Trim is used to zero the stick forces at the desired flight condition, and with the small, slow early airplanes, an adjustable spring somewhere along the control cables would do. When speed increased, trim tabs were introduced, because their trim force goes up and down with dynamic pressure, whereas the spring would always create the same force. This would require re-adjustment with every speed change.
With the increasing size and speed of airplanes, manual control required ever more complicated means of force reduction (Flettner tabs, spring tabs), and the relative chord length of all moving surfaces shrank to allow for more control with less force. The moment around the hinge of a control surface increases with the square of the chord, but the lift change for a given deflection angle increases only with the square root of the chord.
In parallel, wing loadings increased, which required high-lift devices to keep take-off and landing speeds down.
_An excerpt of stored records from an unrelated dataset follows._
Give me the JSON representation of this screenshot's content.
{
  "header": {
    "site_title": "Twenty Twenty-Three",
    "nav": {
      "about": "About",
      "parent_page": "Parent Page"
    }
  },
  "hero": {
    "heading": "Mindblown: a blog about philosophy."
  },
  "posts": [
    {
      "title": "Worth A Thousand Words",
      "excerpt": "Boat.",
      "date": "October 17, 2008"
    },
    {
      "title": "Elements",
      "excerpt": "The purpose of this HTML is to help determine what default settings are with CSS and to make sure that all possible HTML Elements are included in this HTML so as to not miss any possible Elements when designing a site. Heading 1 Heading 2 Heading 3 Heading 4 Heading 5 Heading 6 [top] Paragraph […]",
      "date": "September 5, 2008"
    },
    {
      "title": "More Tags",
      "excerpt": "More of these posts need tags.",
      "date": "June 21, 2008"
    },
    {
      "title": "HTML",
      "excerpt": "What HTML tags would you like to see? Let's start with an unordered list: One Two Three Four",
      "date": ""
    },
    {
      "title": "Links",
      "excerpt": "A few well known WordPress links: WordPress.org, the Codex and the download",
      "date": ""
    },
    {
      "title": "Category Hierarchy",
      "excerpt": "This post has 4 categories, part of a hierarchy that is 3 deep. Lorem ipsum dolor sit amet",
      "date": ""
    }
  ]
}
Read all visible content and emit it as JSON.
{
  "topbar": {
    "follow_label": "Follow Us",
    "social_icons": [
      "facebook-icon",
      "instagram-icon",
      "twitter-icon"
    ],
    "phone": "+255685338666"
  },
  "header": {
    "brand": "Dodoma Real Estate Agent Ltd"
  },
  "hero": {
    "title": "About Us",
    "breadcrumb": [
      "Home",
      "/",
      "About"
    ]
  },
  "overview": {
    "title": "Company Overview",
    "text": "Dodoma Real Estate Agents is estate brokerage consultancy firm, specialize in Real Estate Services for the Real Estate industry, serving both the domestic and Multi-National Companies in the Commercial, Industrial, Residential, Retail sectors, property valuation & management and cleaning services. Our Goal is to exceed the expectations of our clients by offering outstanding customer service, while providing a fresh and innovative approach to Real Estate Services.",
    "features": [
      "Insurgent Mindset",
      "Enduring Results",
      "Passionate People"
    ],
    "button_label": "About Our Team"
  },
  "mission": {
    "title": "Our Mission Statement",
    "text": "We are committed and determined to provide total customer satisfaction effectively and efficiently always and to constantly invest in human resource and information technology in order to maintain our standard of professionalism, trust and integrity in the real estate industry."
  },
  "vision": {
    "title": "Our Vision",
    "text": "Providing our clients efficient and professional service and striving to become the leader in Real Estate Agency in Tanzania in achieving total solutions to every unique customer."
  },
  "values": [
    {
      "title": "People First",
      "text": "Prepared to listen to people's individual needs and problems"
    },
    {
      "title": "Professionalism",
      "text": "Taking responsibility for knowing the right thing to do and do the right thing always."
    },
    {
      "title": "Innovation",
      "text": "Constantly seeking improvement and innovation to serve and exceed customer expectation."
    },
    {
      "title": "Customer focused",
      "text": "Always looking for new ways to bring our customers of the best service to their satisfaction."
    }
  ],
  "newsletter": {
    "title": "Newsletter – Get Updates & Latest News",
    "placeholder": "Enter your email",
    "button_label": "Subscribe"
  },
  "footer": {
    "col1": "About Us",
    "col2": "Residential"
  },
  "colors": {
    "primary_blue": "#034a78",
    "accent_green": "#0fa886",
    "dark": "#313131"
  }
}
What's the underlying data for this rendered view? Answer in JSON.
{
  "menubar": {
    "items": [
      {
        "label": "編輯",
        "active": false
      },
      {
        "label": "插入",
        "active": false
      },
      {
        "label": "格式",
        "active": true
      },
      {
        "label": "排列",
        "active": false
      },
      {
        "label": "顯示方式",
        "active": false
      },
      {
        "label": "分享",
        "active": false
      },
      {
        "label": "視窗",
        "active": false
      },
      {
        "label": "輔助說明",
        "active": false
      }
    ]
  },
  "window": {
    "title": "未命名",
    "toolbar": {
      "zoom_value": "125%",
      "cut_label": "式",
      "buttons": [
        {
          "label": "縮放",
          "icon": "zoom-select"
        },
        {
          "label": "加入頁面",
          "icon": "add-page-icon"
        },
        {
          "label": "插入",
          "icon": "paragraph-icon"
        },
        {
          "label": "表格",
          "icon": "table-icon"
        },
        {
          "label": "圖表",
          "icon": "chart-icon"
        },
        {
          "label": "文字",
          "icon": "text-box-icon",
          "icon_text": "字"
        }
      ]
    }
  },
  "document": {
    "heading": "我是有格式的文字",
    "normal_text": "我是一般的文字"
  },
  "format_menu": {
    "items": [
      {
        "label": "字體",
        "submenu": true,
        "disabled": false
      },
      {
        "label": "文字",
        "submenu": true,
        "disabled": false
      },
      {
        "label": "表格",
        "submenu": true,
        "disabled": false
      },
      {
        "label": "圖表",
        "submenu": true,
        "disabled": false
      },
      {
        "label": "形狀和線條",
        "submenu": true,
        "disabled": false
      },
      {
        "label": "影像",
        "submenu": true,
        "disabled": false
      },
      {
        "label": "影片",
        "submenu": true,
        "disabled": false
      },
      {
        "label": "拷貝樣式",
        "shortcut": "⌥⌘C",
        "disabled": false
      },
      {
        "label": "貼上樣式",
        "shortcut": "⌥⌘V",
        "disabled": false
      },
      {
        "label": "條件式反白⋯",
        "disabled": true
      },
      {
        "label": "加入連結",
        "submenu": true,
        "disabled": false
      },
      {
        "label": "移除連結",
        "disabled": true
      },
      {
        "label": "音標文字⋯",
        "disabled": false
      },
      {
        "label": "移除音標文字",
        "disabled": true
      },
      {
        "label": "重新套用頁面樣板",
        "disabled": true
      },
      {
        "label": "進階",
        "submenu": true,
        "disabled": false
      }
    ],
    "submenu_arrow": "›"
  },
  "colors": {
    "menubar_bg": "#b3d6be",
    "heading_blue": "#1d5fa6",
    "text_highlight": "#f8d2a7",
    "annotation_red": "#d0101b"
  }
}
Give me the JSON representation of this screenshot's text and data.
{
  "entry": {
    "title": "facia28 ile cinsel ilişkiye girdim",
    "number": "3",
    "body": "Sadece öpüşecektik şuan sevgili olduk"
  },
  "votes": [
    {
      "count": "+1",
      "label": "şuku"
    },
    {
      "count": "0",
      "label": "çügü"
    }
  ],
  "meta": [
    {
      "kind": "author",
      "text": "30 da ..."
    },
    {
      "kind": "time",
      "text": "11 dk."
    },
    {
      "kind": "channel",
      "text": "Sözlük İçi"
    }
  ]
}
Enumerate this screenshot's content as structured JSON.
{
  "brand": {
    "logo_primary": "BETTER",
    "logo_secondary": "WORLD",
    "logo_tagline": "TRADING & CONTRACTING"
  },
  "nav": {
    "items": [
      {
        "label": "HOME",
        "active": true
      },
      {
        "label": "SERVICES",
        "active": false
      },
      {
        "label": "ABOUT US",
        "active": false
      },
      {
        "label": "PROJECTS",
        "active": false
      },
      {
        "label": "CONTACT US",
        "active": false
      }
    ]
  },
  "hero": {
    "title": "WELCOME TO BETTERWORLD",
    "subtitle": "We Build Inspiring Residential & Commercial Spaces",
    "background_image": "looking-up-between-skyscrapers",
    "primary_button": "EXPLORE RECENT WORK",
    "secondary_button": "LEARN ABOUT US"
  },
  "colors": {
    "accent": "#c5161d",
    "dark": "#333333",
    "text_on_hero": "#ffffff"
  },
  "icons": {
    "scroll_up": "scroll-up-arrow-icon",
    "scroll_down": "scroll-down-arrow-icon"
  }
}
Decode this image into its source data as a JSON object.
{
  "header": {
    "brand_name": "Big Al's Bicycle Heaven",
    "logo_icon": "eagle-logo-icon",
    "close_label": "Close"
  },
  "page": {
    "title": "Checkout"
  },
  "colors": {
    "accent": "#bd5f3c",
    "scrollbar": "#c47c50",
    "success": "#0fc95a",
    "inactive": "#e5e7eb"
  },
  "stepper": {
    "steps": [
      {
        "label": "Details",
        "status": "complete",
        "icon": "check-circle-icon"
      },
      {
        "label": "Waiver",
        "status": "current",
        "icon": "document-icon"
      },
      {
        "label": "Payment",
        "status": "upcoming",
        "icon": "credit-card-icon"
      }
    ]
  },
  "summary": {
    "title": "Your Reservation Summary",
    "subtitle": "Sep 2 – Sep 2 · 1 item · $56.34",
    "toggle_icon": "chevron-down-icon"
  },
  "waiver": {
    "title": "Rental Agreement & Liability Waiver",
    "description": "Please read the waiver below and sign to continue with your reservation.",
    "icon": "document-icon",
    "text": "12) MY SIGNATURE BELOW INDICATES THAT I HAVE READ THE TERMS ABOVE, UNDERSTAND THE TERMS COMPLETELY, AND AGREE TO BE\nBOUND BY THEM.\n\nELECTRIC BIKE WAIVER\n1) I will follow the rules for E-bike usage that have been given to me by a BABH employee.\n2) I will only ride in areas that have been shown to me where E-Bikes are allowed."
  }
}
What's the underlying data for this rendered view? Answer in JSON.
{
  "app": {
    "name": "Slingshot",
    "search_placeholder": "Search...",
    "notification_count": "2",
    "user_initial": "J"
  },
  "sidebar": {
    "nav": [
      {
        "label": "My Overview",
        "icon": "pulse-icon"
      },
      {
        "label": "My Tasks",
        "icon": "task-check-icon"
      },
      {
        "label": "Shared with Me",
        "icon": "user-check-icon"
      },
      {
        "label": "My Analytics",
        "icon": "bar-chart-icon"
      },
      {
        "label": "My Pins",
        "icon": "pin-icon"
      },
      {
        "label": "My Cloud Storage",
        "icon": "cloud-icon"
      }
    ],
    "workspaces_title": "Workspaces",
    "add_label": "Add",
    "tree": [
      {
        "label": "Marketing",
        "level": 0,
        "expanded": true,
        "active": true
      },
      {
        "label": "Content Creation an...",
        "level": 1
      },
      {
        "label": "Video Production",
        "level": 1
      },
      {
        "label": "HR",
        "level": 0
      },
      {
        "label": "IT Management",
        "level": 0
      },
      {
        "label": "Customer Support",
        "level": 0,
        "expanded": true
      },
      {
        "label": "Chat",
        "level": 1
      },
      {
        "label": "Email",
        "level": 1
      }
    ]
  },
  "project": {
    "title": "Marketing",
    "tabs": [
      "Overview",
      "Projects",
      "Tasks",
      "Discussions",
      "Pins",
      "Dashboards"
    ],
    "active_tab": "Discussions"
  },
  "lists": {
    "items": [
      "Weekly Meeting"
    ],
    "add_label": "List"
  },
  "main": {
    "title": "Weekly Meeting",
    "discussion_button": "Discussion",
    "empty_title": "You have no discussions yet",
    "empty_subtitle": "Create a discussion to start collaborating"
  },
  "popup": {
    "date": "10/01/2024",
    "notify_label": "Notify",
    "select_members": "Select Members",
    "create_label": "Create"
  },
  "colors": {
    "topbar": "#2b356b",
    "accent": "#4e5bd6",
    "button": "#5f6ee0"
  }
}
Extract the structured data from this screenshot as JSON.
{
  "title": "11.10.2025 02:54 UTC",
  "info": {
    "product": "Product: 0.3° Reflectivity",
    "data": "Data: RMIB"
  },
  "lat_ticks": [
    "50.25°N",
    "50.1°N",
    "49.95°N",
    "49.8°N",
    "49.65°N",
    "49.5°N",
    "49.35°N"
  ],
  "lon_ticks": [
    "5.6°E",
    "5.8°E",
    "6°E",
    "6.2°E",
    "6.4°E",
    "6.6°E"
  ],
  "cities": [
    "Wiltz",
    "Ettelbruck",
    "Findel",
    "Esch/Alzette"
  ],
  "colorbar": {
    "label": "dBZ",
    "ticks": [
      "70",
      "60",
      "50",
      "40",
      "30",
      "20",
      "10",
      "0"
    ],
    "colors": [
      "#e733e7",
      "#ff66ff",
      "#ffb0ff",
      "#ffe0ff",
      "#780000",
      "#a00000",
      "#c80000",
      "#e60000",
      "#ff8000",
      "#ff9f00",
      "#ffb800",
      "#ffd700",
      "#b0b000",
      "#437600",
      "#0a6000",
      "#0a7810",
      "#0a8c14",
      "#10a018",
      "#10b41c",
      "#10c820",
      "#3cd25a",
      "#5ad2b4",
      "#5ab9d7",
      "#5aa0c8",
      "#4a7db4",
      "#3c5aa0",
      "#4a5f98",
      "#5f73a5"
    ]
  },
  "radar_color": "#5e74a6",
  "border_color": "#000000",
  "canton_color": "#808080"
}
These add a lot of lift in the rear part of the wing, creating a strong nose-down moment, and now a simple control deflection would not suffice to trim the airplane. The reduced chord length meant that high deflection angles would have been required for trim, reaching far into the region of deflection angles with declining effectiveness. That is when adjustable stabilizers came up: The trim change with all configurations was simply too big to be covered by the elevator alone.
Transsonic flight was next, and here the adjustable tail incidence is crucial to trim the aircraft trough the transition from subsonic to supersonic flight. A contour break from a deflected elevator could cause shocks which could produce elevator reversal. The dynamic pressures of jet flight put an end to manual control - the last, famous examples were the Canberra or the Dash-8 (Boeing 707 prototype). Now hydraulic actuators were used, but still it makes sense to use aerodynamic means to reduce control forces, because the size and power requirements of the actuators can be reduced with clever hinge moment reduction. The trim tabs were initially moved by cables, but soon they used electric actuators.
Since rudder and ailerons are not affected when the high-lift devices (Fowler flaps, slotted flaps) are deployed, they still use simple trim tabs. Newest developments are electric control surface actuators which can help to save mass and avoid the messy hydraulics. The RQ-4 uses electric actuators because the hydraulic fluid would have to be pumped continuously through the lines in order to keep it warm enough at the high operating altitude. Only the landing gear still uses hydraulics for retraction.